Zizkov transitions from middle class and pretty (around where the Zizkov TV tower is) to downright rough as you head toward the National Memorial on Vítkov Hill. So I recommend you stay in the southern end of the area. Again, good transport connections downtown.
Where to stay in Zizkov
Apartment Sense of Zizkov (apartment, 54 Euros, 9.4 rating). And next to the Zizkov TV tower.
Baranova Apartments (great apartments, 600 euros for 4 night stay). Also next to TV tower.
There are other neighbourhoods where you can stay. Our first time ever in Prague we stayed for 3 months in an apartment in Prague 8 (a working class neighbourhood on the outskirts of Prague). We had to take the bus and metro to get to the center – but with Prague’s wonderful transport system it would take under 30 minutes. And the apartment cost less than $500 US/month (it was through a mutual friend. You won’t find a price like that any other way). But my point is that it is easy to get around Prague and you shouldn’t be afraid to look at all options.
Some Resources on Prague
50 Things to do in Prague (the highlights for the 1st or 2nd time visitor)
Unusual things to see and do in Prague (for people on their 3rd, 4th or 5th visits…)
3 Days in Prague (my itinerary for 3 days in Prague)
The Best views in Prague (the very best viewpoints. There are a lot in Prague)

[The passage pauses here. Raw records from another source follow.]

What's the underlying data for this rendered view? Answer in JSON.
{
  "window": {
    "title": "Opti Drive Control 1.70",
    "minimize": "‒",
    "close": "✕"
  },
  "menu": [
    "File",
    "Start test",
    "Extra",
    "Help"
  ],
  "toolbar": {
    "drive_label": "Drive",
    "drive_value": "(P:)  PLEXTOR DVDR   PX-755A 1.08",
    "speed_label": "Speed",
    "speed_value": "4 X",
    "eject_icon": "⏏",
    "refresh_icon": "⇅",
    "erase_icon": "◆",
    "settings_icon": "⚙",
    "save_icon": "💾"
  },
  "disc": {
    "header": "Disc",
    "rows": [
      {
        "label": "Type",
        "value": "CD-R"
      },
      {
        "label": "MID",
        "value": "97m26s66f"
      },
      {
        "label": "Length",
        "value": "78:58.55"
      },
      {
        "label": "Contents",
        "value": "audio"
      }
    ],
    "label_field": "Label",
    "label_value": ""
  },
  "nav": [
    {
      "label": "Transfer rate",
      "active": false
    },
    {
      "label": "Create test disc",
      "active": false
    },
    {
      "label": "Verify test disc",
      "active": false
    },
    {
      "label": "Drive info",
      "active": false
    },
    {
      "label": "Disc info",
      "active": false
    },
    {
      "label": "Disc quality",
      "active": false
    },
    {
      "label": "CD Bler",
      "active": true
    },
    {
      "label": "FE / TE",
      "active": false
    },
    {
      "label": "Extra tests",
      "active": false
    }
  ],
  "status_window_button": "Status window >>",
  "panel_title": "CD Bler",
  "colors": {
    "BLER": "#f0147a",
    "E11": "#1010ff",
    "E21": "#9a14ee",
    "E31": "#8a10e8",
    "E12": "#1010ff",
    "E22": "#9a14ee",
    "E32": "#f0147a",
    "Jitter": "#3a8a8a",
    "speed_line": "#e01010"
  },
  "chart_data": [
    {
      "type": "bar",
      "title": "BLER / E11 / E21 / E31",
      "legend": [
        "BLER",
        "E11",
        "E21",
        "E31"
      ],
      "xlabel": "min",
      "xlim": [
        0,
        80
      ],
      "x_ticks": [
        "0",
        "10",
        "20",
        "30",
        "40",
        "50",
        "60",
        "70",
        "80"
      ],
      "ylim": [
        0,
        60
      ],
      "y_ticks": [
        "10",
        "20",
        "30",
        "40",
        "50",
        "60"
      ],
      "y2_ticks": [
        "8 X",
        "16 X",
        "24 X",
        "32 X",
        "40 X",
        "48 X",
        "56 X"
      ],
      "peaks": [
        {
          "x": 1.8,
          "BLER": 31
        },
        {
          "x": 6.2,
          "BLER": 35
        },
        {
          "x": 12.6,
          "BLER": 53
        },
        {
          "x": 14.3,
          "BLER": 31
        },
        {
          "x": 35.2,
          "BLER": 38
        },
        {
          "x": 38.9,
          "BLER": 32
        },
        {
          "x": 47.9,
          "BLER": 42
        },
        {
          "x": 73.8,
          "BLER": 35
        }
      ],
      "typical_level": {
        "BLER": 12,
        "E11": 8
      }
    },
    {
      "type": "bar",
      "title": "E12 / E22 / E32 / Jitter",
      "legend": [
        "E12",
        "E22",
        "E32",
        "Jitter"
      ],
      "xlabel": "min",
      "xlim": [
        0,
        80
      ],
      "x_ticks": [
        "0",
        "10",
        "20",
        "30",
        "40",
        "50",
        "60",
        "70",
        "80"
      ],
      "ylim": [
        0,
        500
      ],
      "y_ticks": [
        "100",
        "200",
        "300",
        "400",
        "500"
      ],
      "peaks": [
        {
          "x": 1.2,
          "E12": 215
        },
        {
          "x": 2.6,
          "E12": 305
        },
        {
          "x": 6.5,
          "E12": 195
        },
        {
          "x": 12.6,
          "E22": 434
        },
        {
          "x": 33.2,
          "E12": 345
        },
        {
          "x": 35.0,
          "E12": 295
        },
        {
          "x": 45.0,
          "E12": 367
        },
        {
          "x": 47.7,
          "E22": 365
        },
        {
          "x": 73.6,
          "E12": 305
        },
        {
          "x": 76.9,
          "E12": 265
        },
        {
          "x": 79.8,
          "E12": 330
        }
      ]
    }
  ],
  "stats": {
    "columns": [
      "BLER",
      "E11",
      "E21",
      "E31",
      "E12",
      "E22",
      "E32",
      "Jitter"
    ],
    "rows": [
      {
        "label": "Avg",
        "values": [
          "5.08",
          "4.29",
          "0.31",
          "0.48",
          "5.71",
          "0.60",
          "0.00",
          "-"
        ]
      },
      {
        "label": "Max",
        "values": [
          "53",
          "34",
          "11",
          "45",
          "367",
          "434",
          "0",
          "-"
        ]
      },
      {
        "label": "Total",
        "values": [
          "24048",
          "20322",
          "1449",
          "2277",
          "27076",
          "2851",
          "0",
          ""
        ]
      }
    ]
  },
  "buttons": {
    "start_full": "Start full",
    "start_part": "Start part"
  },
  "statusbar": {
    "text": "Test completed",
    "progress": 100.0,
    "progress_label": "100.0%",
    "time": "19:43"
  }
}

The Best Towers in Prague (if you love climbing medieval towers you’ll love this post)
Prague’s most scenic walk (highlighting our favorite walk in Prague)